BRUNSWICK — The Town Council on Monday approved borrowing $5.5 million for a new police station.
The council rejected a proposal to send the project to referendum by a vote of 7-2, with Councilors John Perreault and Sarah Brayman in the minority, and unanimously supported floating bonds to pay for construction.
While many residents, and councilors, praised the work of the Police Station Building Committee, several residents said the process was flawed and not transparent enough.
“People feel that their voices are not heard and I think they have good reason,” resident Louise Rosen said. “This was a project with a predetermined outcome and everything I’ve heard and learned (said) it was intended to compensate certain people who had skin in the game on old plans.”
Former Town Councilor Karen Klatt, who has been a frequent opponent of the project, questioned the cost.
“As I have said many times, the Police Department deserves a better work place,” Klatt said. “I don’t question the current police station is inadequate, but we are now looking at a project that is going to cost over $7 million when you include the land. The council has to be held accountable for their irresponsible spending.”
Support for the project came from Police Department employees, and members of the general public.
Sonia Moeller, communications supervisor with the department, described some of the conditions officers and staff face at the current headquarters on Federal Street. She said she’s been told since she was hired, 25 years ago, that there would be a new building.
“For you, the citizens of Brunswick, you should want more for the employees than to have to work under those conditions,” she said. “It’s not the best conditions, we make it the best of what we have down there. You’re proud of your schools, you’re proud of your fire station. We really need to take a step back and be as proud of our police station as we are of all of those other buildings.”

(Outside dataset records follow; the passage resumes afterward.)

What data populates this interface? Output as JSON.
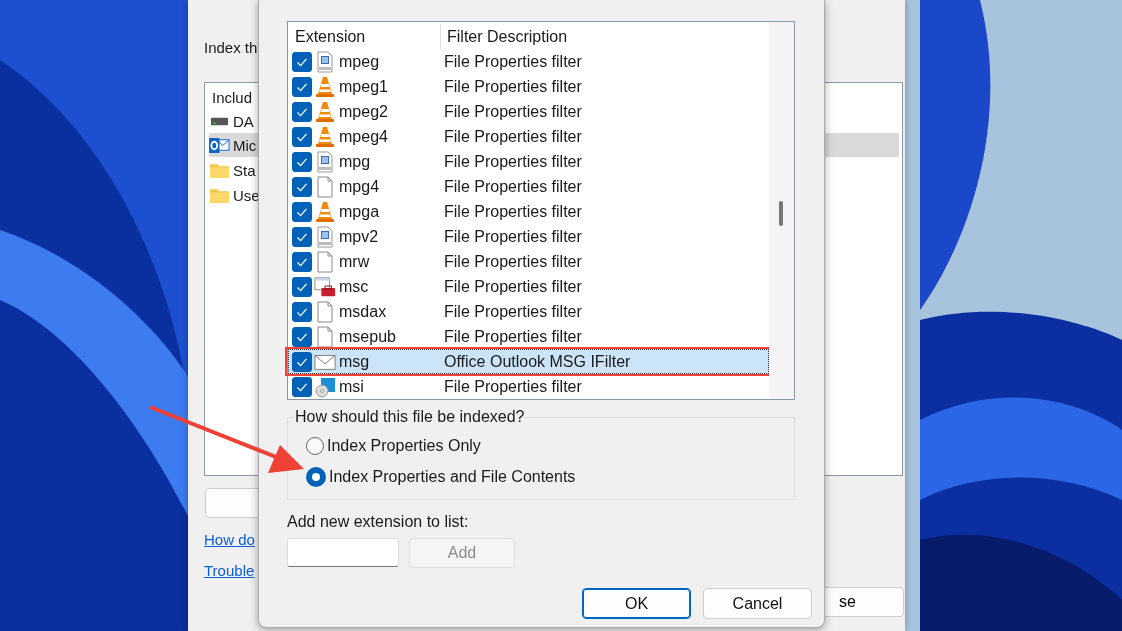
{
  "back_window": {
    "heading": "Index th",
    "list_header": "Includ",
    "items": [
      {
        "label": "DA",
        "kind": "drive",
        "selected": false
      },
      {
        "label": "Mic",
        "kind": "mailapp",
        "selected": true
      },
      {
        "label": "Sta",
        "kind": "folder",
        "selected": false
      },
      {
        "label": "Use",
        "kind": "folder",
        "selected": false
      }
    ],
    "links": [
      "How do",
      "Trouble"
    ],
    "close_button": "se"
  },
  "dialog": {
    "columns": [
      "Extension",
      "Filter Description"
    ],
    "rows": [
      {
        "ext": "mpeg",
        "kind": "video",
        "desc": "File Properties filter",
        "checked": true,
        "selected": false,
        "annotated": false
      },
      {
        "ext": "mpeg1",
        "kind": "cone",
        "desc": "File Properties filter",
        "checked": true,
        "selected": false,
        "annotated": false
      },
      {
        "ext": "mpeg2",
        "kind": "cone",
        "desc": "File Properties filter",
        "checked": true,
        "selected": false,
        "annotated": false
      },
      {
        "ext": "mpeg4",
        "kind": "cone",
        "desc": "File Properties filter",
        "checked": true,
        "selected": false,
        "annotated": false
      },
      {
        "ext": "mpg",
        "kind": "video",
        "desc": "File Properties filter",
        "checked": true,
        "selected": false,
        "annotated": false
      },
      {
        "ext": "mpg4",
        "kind": "blank",
        "desc": "File Properties filter",
        "checked": true,
        "selected": false,
        "annotated": false
      },
      {
        "ext": "mpga",
        "kind": "cone",
        "desc": "File Properties filter",
        "checked": true,
        "selected": false,
        "annotated": false
      },
      {
        "ext": "mpv2",
        "kind": "video",
        "desc": "File Properties filter",
        "checked": true,
        "selected": false,
        "annotated": false
      },
      {
        "ext": "mrw",
        "kind": "blank",
        "desc": "File Properties filter",
        "checked": true,
        "selected": false,
        "annotated": false
      },
      {
        "ext": "msc",
        "kind": "toolbox",
        "desc": "File Properties filter",
        "checked": true,
        "selected": false,
        "annotated": false
      },
      {
        "ext": "msdax",
        "kind": "blank",
        "desc": "File Properties filter",
        "checked": true,
        "selected": false,
        "annotated": false
      },
      {
        "ext": "msepub",
        "kind": "blank",
        "desc": "File Properties filter",
        "checked": true,
        "selected": false,
        "annotated": false
      },
      {
        "ext": "msg",
        "kind": "mail",
        "desc": "Office Outlook MSG IFilter",
        "checked": true,
        "selected": true,
        "annotated": true
      },
      {
        "ext": "msi",
        "kind": "installer",
        "desc": "File Properties filter",
        "checked": true,
        "selected": false,
        "annotated": false
      }
    ],
    "group": {
      "legend": "How should this file be indexed?",
      "options": [
        {
          "label": "Index Properties Only",
          "selected": false
        },
        {
          "label": "Index Properties and File Contents",
          "selected": true
        }
      ]
    },
    "add_label": "Add new extension to list:",
    "add_button": {
      "label": "Add",
      "disabled": true
    },
    "buttons": [
      {
        "label": "OK",
        "default": true
      },
      {
        "label": "Cancel",
        "default": false
      }
    ]
  }
}
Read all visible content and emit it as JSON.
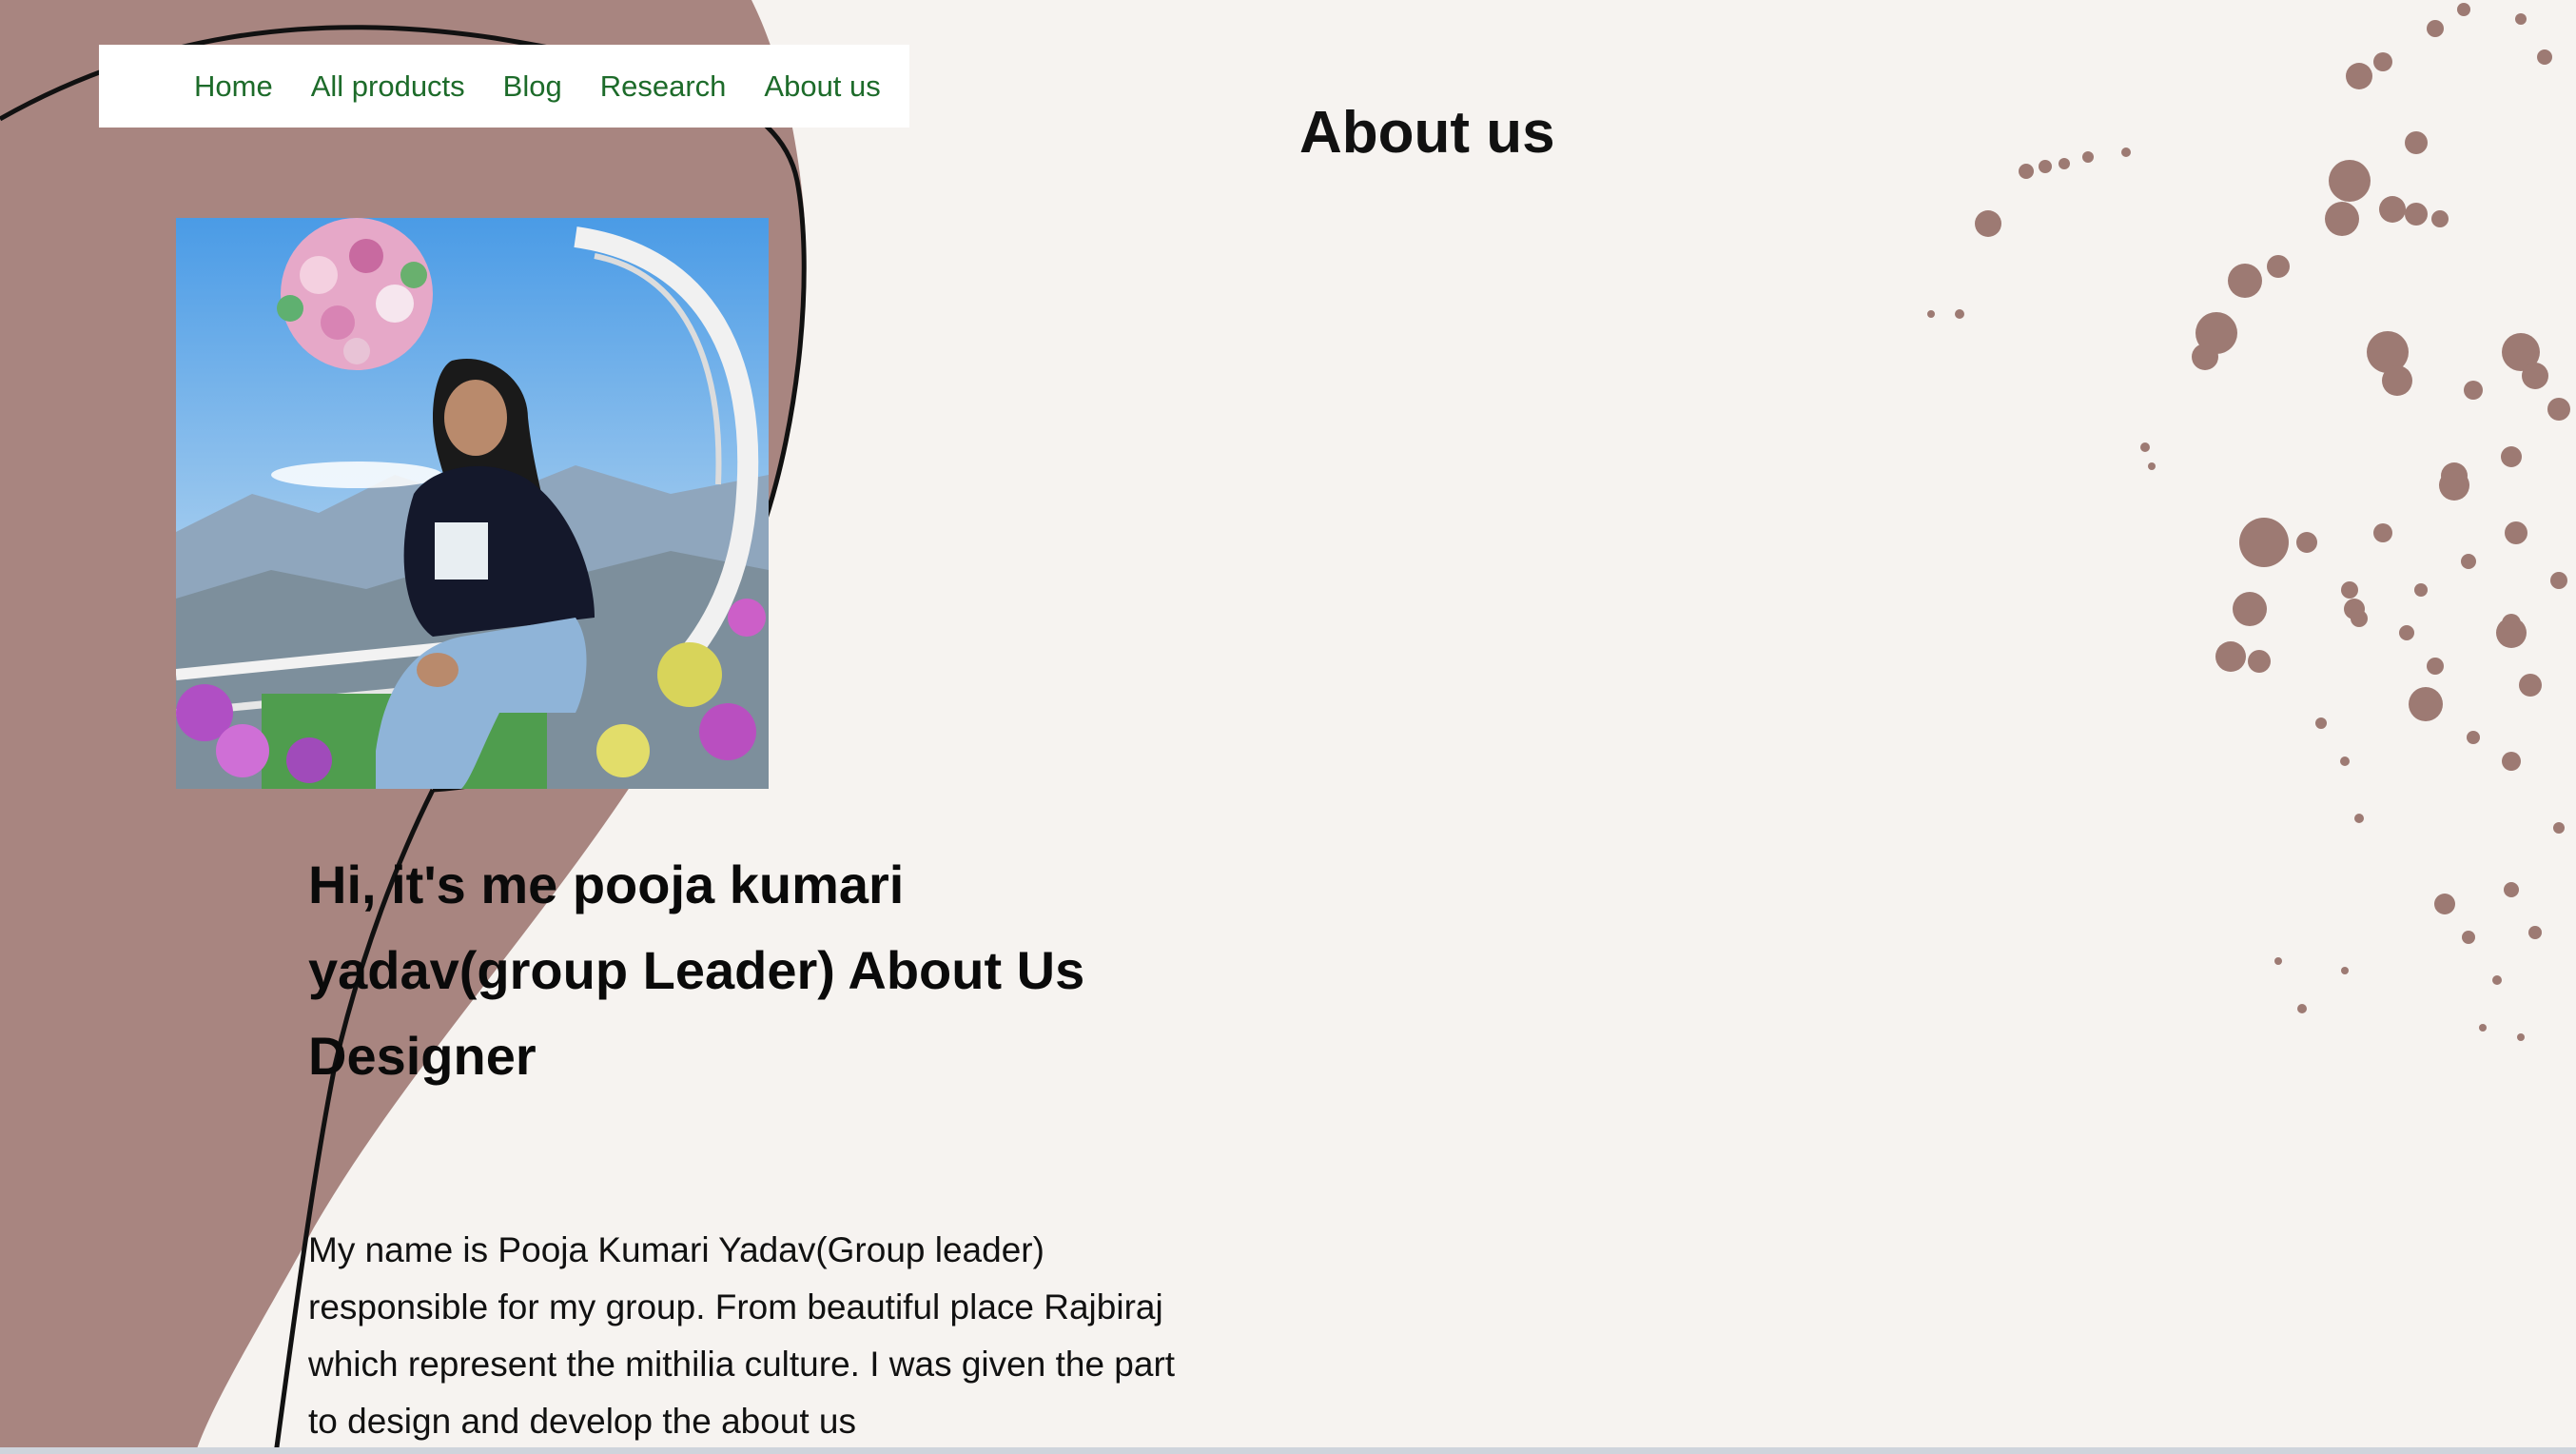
{
  "nav": {
    "items": [
      {
        "label": "Home"
      },
      {
        "label": "All products"
      },
      {
        "label": "Blog"
      },
      {
        "label": "Research"
      },
      {
        "label": "About us"
      }
    ]
  },
  "page_title": "About us",
  "profile": {
    "heading": "Hi, it's me pooja kumari yadav(group Leader) About Us Designer",
    "bio": "My name is Pooja Kumari Yadav(Group leader) responsible for my group. From beautiful place Rajbiraj which represent the mithilia culture. I was given the part to design and develop the about us"
  },
  "colors": {
    "background": "#f6f3f0",
    "accent_mauve": "#a88580",
    "nav_link": "#1d6b2a"
  }
}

After public comment ended, Council Chairwoman Joanne King and Town Manager Gary Brown addressed the concern raised by some citizens that the Police Station Building Committee did not do its due diligence in looking for a property, suggesting that Brunswick Landing would have been more appropriate than the intersection of Pleasant and Stanwood streets.
Brown said that the land the Police Station Building Commitee looked at on Brunswick Landing was not available when they needed it. Land that was expected to be available in August will not be available until 2014, he said.
Brown later added that “until the land is conveyed by the Navy to MRRA, estimates on when the conveyance will happen is only an estimate and the land that we were looking at 16 months ago is not available if we had chosen it.”
Even with residents calling for a referendum, councilors overwhelmingly supported the project being bonded.
Councilor Ben Tucker said that he would vote in support of the project so that if his daughter were to become a councilor, she wouldn’t have to vote on it.
“This town has needed a police station since before I was born,” he said. “We are now at a moment here in 2012 that we can really do this, we really can build a new police station. Everyone agrees it’s what we need. It’s a great location, it’s a great design, we’re going to be really proud of this building.”
Construction of the new police station could begin as early as October.